The New “New Normal”: Why Employers Must Start Competing and Paying for Talent, Right Now
By: Chuck Pappalardo, Managing Director, Trilogy Search Non+Profit
There’s something truly remarkable going on in the U.S. economy, and yet it’s something that seems to be mostly unnoticed, even by many specialized observers. The country’s economy is on fire, expanding at a rate we haven’t seen for well over a decade. There are plenty of reasons — lower energy costs making the manufacturing sector more competitive, pent-up demand after years of low consumer and corporate confidence, aging infrastructure that urgently needs to be replaced — and they’re all important. What’s even more important, however, is that the job market is expanding, too, possibly even faster than the economy as a whole. That means the competition for business-critical talent is about to get a whole lot harder. And employers need to get out in front of this trend, and fast.
It’s almost impossible to overstate how spectacular the job growth statistics are. The nationwide unemployment rate has been under 6% for months — it was just 5.5% in February — and it’s likely to stay at least that low, and maybe a lot lower, for the foreseeable future. (Most labor economists traditionally consider unemployment in the 5% range “full employment.”) There’s no question that what we’re seeing is a real, sustained, long-term recovery, with the explosive job growth that inevitably goes along with it. The reality is, everybody’s hiring, or soon will be. I’m so certain of this that I’m willing to make this prediction with absolute confidence: By the end of this year, just about anybody who wants a job will have one.
Now, this is obviously great news for the workforce — millennials looking for their first serious jobs, longtime employees who want to stay where they are but feel unappreciated and underpaid, and especially talented, restless workers who may be ready to make a change. (I’ll be talking about what all this means for job seekers in another post, coming soon.) But it makes for a far more complicated picture for employers, who are soon going to be competing for talent in a way they haven’t had to for years.
Those of us who have decades of experience bringing employers and employees together have seen this kind of job market before. But if you’re under 40 or so, you’ve never known anything like it. The fact is, we haven’t seen job growth on this scale since the dot-com bubble burst in late 2000, and wages and overall compensation have been stagnant, or worse, for at least that long. For years, employers have been taking advantage of a persistently weak job market — a situation that many observers took, mistakenly in my view, to calling “the new normal.” Everyone from corporate recruiters to human resources (HR) departments to hiring managers thought they could underinvest in their employees and still attract and retain the talent they needed.
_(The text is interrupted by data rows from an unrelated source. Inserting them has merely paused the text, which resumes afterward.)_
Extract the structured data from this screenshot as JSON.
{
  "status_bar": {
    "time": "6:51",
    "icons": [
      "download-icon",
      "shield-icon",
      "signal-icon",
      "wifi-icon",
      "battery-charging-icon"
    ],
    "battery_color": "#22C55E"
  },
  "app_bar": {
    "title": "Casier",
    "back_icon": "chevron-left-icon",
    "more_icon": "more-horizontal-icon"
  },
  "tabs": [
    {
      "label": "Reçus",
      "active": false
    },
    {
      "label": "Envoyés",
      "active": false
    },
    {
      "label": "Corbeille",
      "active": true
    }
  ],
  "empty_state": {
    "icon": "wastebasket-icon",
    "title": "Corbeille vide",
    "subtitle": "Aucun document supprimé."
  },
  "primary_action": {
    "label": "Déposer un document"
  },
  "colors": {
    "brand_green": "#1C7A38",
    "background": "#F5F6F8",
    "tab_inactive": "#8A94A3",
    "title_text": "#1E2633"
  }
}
Today, there’s a new “new normal,” and employers urgently need to recognize it, and adapt to it.
Here’s one of the most important reasons: A fascinating fact that has gone largely unnoticed for more than a decade is that unemployment hasn’t been evenly distributed. Not even close. Even during the darkest days of the worldwide economic downturn, in 2008–2009, the unemployment rate for college-educated workers never rose much above 4%. Those well-educated, highly skilled personnel mostly kept their jobs through the recession and the long not-quite-recovery that followed, but they paid a high price: minimal or nonexistent pay raises, tiny performance bonuses, and limited career advancement. And for a long time, they were willing to make that tradeoff, in return for job security. No longer. They can see that their companies and their shareholders are realizing huge returns, and they feel strongly that they deserve some of that money. And if they don’t get it, they’re going to leave for more challenging, and better-paid, positions elsewhere.
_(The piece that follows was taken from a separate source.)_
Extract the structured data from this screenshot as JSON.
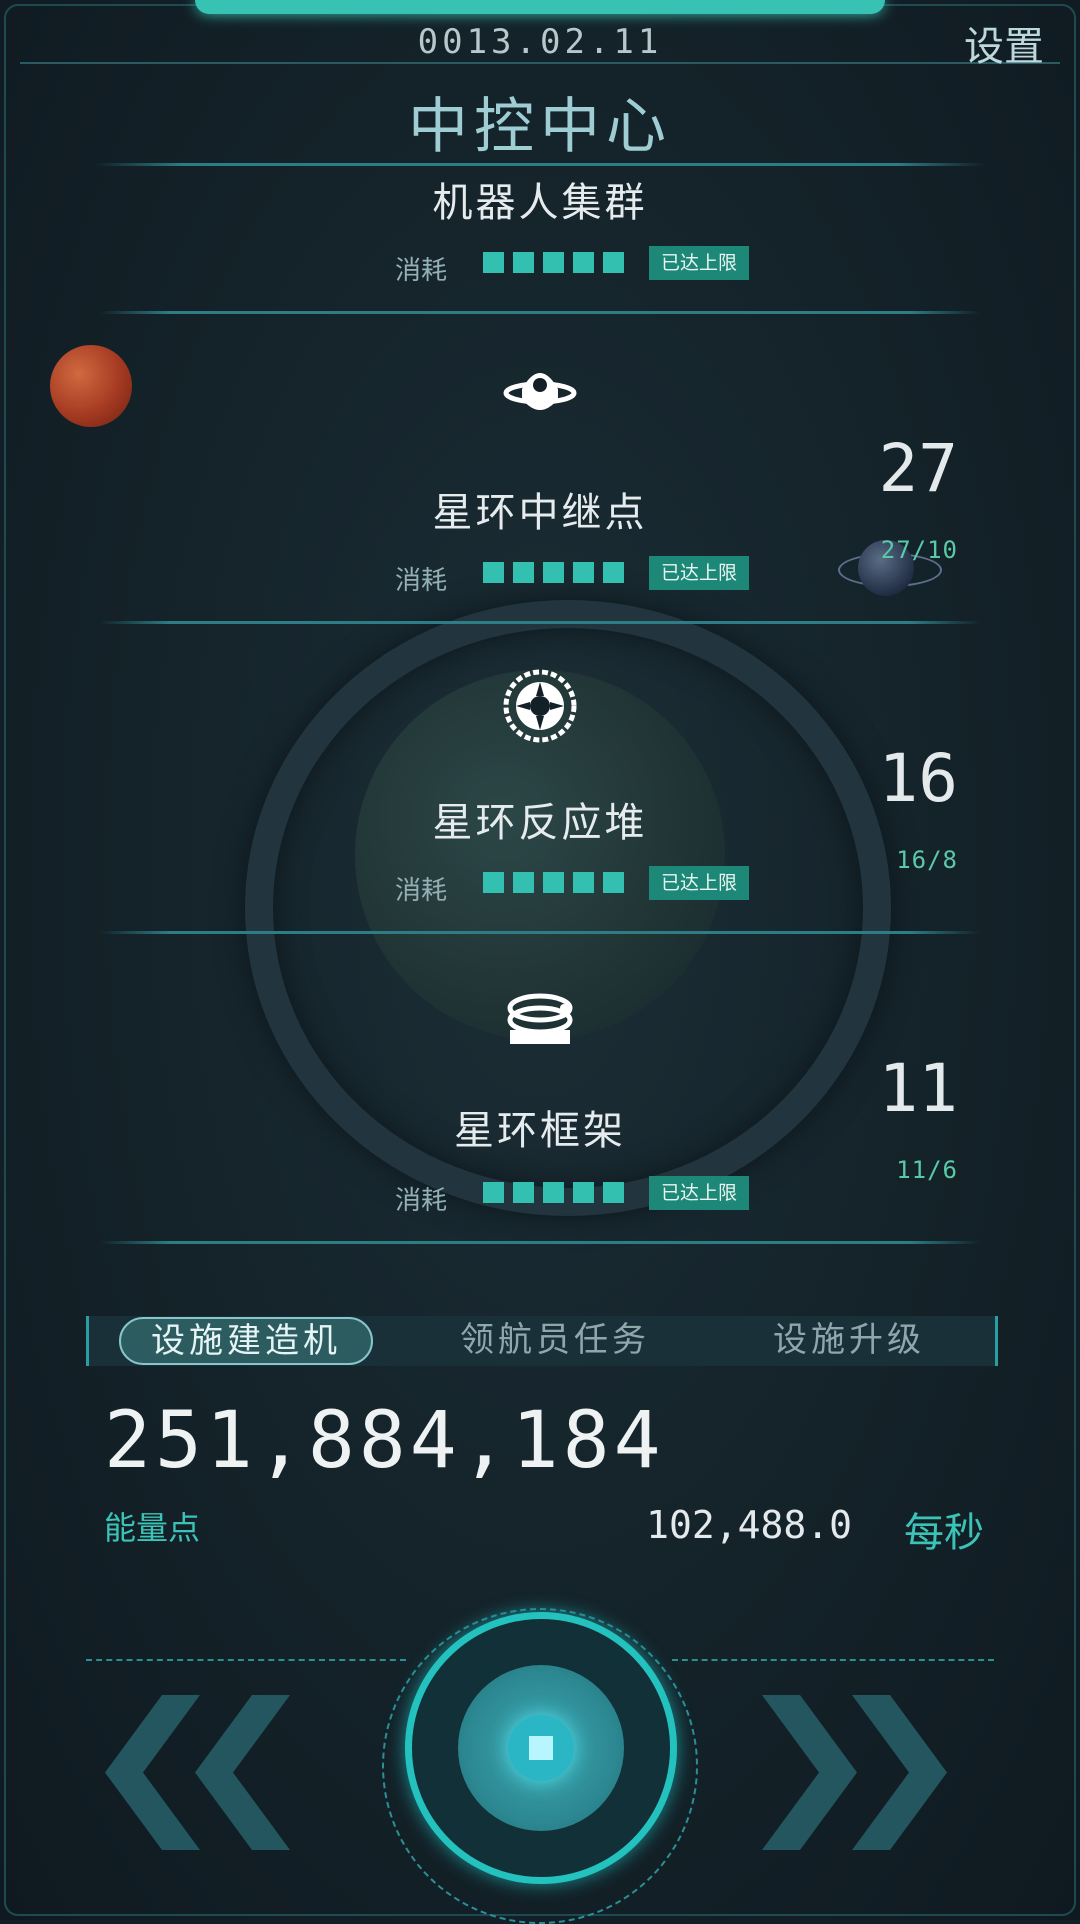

This isn’t just a phenomenon affecting current employees, either. During the long period of economic difficulty, hundreds of thousands of downsized employees started their own boutique companies — and a lot of them found they liked working for themselves. Now that the economy is turning around, and money is flowing more freely, their businesses are doing better, too, and they’re not likely to want to leave a good thing to return to the corporate world. The same is true of talented young millennials, many of whom don’t feel they have a place in the corporate world. Employers are going to have to work, and work hard, to get these people before other, more aggressive competitors do.
The bottom line: The HR/talent world has been a buyer’s market for so long that it’s going to be very challenging for employers to adjust to the new new normal. Suddenly, glancing at a few résumés or skimming through LinkedIn profiles isn’t going to get them the people and skills they need to survive and thrive. Businesses are going to need to sharpen their talent acquisition skills — in recruiting and compensation, among other key areas — and they’re frequently going to have to look outside their own HR/talent departments to find them. (In an upcoming post, I’ll be discussing concrete steps employers can take.) In the meantime, here’s the most important takeaway: You can’t afford to take your talent for granted anymore.
Upcoming posts: What job seekers and employers can do to successfully navigate the “new new normal.”